Segment Start: Given entries

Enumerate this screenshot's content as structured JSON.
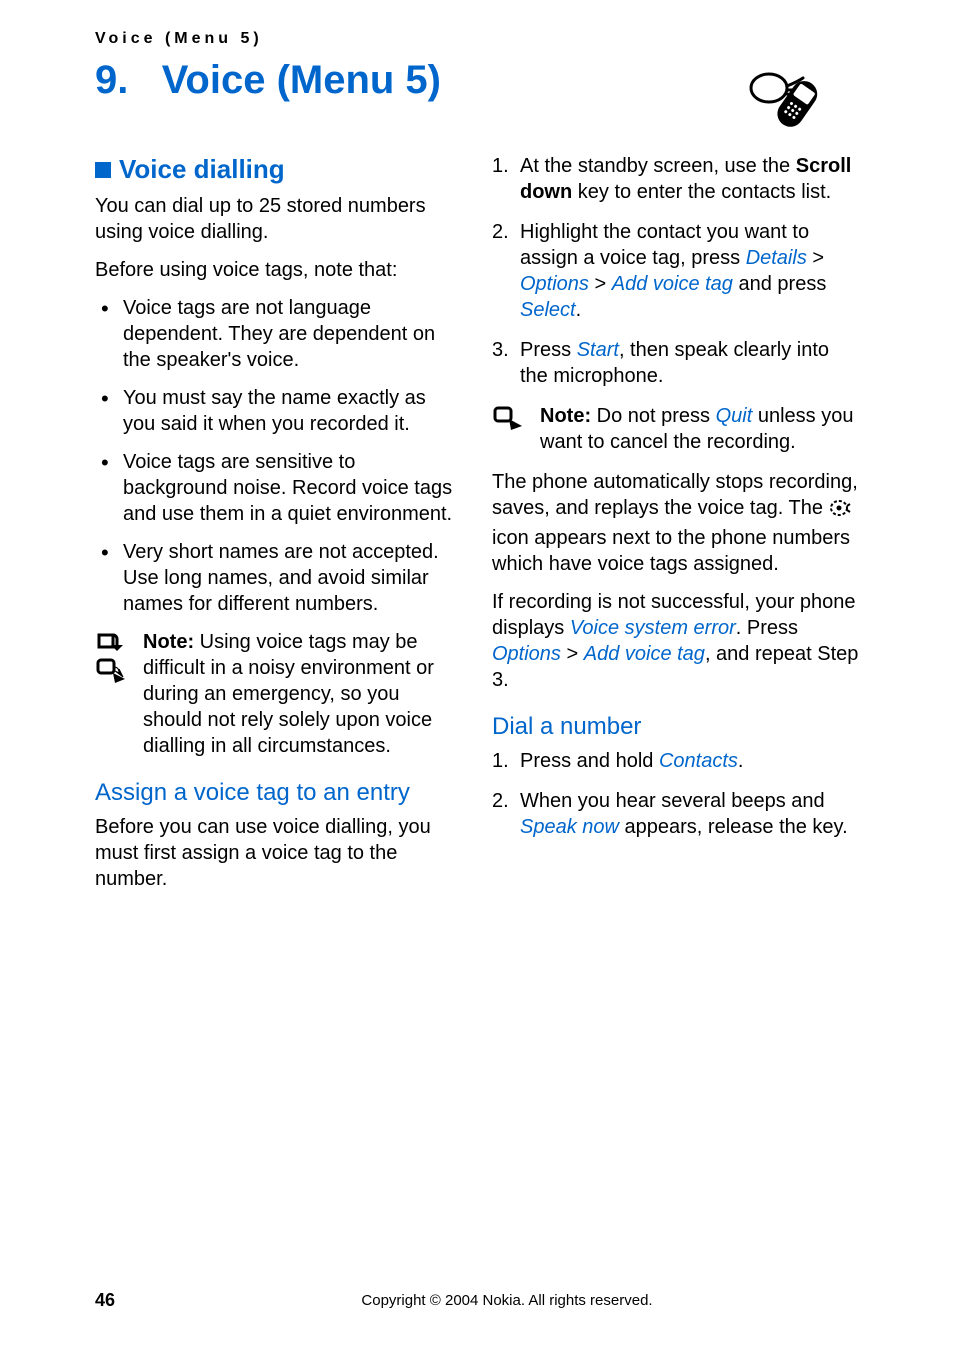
{
  "running_head": "Voice (Menu 5)",
  "chapter_number": "9.",
  "chapter_title": "Voice (Menu 5)",
  "left": {
    "section_title": "Voice dialling",
    "intro": "You can dial up to 25 stored numbers using voice dialling.",
    "before_using": "Before using voice tags, note that:",
    "bullets": [
      "Voice tags are not language dependent. They are dependent on the speaker's voice.",
      "You must say the name exactly as you said it when you recorded it.",
      "Voice tags are sensitive to background noise. Record voice tags and use them in a quiet environment.",
      "Very short names are not accepted. Use long names, and avoid similar names for different numbers."
    ],
    "note_label": "Note:",
    "note_body": " Using voice tags may be difficult in a noisy environment or during an emergency, so you should not rely solely upon voice dialling in all circumstances.",
    "assign_title": "Assign a voice tag to an entry",
    "assign_para": "Before you can use voice dialling, you must first assign a voice tag to the number."
  },
  "right": {
    "step1_a": "At the standby screen, use the ",
    "step1_b": "Scroll down",
    "step1_c": " key to enter the contacts list.",
    "step2_a": "Highlight the contact you want to assign a voice tag, press ",
    "step2_details": "Details",
    "step2_options": "Options",
    "step2_addvt": "Add voice tag",
    "step2_b": " and press ",
    "step2_select": "Select",
    "step3_a": "Press ",
    "step3_start": "Start",
    "step3_b": ", then speak clearly into the microphone.",
    "note_label": "Note:",
    "note_a": " Do not press ",
    "note_quit": "Quit",
    "note_b": " unless you want to cancel the recording.",
    "auto_a": "The phone automatically stops recording, saves, and replays the voice tag. The ",
    "auto_b": " icon appears next to the phone numbers which have voice tags assigned.",
    "fail_a": "If recording is not successful, your phone displays ",
    "fail_vse": "Voice system error",
    "fail_b": ". Press ",
    "fail_options": "Options",
    "fail_addvt": "Add voice tag",
    "fail_c": ", and repeat Step 3.",
    "dial_title": "Dial a number",
    "dial1_a": "Press and hold ",
    "dial1_contacts": "Contacts",
    "dial2_a": "When you hear several beeps and ",
    "dial2_speak": "Speak now",
    "dial2_b": " appears, release the key."
  },
  "footer": {
    "page": "46",
    "copyright": "Copyright © 2004 Nokia. All rights reserved."
  }
}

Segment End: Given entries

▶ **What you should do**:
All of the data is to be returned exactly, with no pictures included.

▶ **Your response**:
Enumerate this screenshot's content as structured JSON.
{
  "running_head": "Voice (Menu 5)",
  "chapter_number": "9.",
  "chapter_title": "Voice (Menu 5)",
  "left": {
    "section_title": "Voice dialling",
    "intro": "You can dial up to 25 stored numbers using voice dialling.",
    "before_using": "Before using voice tags, note that:",
    "bullets": [
      "Voice tags are not language dependent. They are dependent on the speaker's voice.",
      "You must say the name exactly as you said it when you recorded it.",
      "Voice tags are sensitive to background noise. Record voice tags and use them in a quiet environment.",
      "Very short names are not accepted. Use long names, and avoid similar names for different numbers."
    ],
    "note_label": "Note:",
    "note_body": " Using voice tags may be difficult in a noisy environment or during an emergency, so you should not rely solely upon voice dialling in all circumstances.",
    "assign_title": "Assign a voice tag to an entry",
    "assign_para": "Before you can use voice dialling, you must first assign a voice tag to the number."
  },
  "right": {
    "step1_a": "At the standby screen, use the ",
    "step1_b": "Scroll down",
    "step1_c": " key to enter the contacts list.",
    "step2_a": "Highlight the contact you want to assign a voice tag, press ",
    "step2_details": "Details",
    "step2_options": "Options",
    "step2_addvt": "Add voice tag",
    "step2_b": " and press ",
    "step2_select": "Select",
    "step3_a": "Press ",
    "step3_start": "Start",
    "step3_b": ", then speak clearly into the microphone.",
    "note_label": "Note:",
    "note_a": " Do not press ",
    "note_quit": "Quit",
    "note_b": " unless you want to cancel the recording.",
    "auto_a": "The phone automatically stops recording, saves, and replays the voice tag. The ",
    "auto_b": " icon appears next to the phone numbers which have voice tags assigned.",
    "fail_a": "If recording is not successful, your phone displays ",
    "fail_vse": "Voice system error",
    "fail_b": ". Press ",
    "fail_options": "Options",
    "fail_addvt": "Add voice tag",
    "fail_c": ", and repeat Step 3.",
    "dial_title": "Dial a number",
    "dial1_a": "Press and hold ",
    "dial1_contacts": "Contacts",
    "dial2_a": "When you hear several beeps and ",
    "dial2_speak": "Speak now",
    "dial2_b": " appears, release the key."
  },
  "footer": {
    "page": "46",
    "copyright": "Copyright © 2004 Nokia. All rights reserved."
  }
}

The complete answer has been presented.